Because older couples have had more time to accumulate assets and are closer to nearing retirement, they have special considerations in their divorce. Some of the unique issues that older couples may confront include:
While the most valuable asset for younger couples may be their marital home, couples going through a gray divorce are more likely to have more valuable retirement accounts. They may have spent most of their professional life building up their retirement funds. It can be daunting for them to consider splitting up these accounts when there are fewer years to make up for the loss. A Qualified Domestic Relations Order may be necessary to avoid penalties or taxes caused by a transfer to a spouse.
While pensions are not as common as they were generations before, state and local governments commonly offer pensions. Illinois police officers, government agents, teachers and firefighters may have pensions. These may be subject to division. Divorce lawyers can explain their client’s rights and entitlements related to these plans.
For couples who have been married longer, spousal support may be more likely to be ordered. However, determining spousal support may be more difficult for more established individuals who may receive bonuses, stock options, business interests, travel perks and other benefits that may be subject to division or consideration when requesting spousal support.

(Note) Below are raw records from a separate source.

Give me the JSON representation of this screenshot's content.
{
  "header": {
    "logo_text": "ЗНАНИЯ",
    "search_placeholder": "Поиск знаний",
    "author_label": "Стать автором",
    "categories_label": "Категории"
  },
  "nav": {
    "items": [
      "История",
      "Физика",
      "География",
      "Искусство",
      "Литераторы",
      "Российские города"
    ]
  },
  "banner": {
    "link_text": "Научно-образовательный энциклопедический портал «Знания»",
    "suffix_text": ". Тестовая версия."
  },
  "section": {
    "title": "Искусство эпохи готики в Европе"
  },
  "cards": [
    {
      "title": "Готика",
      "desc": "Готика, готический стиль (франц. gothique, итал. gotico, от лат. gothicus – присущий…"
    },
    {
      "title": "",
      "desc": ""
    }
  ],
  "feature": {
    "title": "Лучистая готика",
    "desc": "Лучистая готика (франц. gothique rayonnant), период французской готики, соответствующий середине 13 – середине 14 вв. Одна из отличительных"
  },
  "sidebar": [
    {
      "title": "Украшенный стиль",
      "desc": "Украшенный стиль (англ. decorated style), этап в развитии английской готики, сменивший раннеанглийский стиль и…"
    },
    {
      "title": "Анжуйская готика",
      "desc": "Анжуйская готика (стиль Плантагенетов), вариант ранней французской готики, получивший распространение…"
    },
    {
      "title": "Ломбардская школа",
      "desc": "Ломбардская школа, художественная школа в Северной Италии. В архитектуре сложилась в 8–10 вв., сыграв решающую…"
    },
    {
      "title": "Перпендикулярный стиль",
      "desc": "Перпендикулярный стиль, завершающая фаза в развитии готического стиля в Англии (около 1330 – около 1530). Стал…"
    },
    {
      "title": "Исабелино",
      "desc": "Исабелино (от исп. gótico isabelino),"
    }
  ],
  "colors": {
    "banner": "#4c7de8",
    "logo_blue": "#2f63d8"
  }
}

Although older couples may be more likely to have older children, their obligation to pay child support may last longer than they thought. While a married person is not required to support a child into college, Illinois courts do reserve the right to order ongoing support for college expenses. Illinois family courts consider the following factors when considering whether to order child support for college students:

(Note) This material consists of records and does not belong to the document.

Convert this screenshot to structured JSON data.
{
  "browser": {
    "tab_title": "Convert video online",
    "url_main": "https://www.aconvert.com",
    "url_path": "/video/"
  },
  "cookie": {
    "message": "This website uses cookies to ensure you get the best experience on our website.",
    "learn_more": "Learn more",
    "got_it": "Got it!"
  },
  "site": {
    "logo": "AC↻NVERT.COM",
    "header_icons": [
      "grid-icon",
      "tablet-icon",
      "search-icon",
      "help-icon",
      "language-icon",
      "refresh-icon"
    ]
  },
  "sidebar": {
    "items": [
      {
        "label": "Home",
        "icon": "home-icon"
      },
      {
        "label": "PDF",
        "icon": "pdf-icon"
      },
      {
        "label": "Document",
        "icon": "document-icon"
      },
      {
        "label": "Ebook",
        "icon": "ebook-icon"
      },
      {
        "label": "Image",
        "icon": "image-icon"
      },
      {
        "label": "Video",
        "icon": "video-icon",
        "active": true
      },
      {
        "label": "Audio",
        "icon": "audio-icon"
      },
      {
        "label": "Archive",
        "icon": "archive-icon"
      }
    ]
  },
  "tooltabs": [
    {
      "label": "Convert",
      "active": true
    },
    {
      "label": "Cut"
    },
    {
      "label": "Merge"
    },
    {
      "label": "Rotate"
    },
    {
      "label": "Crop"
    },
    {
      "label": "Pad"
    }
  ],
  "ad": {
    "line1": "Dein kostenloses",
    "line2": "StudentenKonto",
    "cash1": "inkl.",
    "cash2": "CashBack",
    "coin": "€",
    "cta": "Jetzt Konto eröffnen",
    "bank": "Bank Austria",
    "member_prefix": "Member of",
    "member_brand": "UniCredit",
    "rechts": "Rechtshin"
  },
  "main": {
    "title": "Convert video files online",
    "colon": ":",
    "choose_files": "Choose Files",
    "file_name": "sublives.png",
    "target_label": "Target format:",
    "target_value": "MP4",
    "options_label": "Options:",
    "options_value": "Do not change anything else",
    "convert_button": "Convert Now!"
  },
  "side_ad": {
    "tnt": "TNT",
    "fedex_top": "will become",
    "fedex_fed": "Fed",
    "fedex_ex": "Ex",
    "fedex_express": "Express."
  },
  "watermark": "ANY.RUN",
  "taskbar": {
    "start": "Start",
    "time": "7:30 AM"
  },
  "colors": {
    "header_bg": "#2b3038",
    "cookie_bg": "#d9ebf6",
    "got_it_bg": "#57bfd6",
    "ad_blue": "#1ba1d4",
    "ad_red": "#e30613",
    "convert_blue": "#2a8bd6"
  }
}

- the financial resources of both parents;
- the standard of living the child would have had if the parents would have continued their relationship;
- the financial resources of the child;
- the child’s academic performance
In order to protect the expected income for child support or spousal support, some divorce lawyers recommend requiring the paying party to maintain a life insurance policy. The recommendation may be for the amount of the policy to equal the future stream of payments until the support obligation ends. Maintaining this insurance can be expensive for the paying party due to being older and possibly dealing with health problems.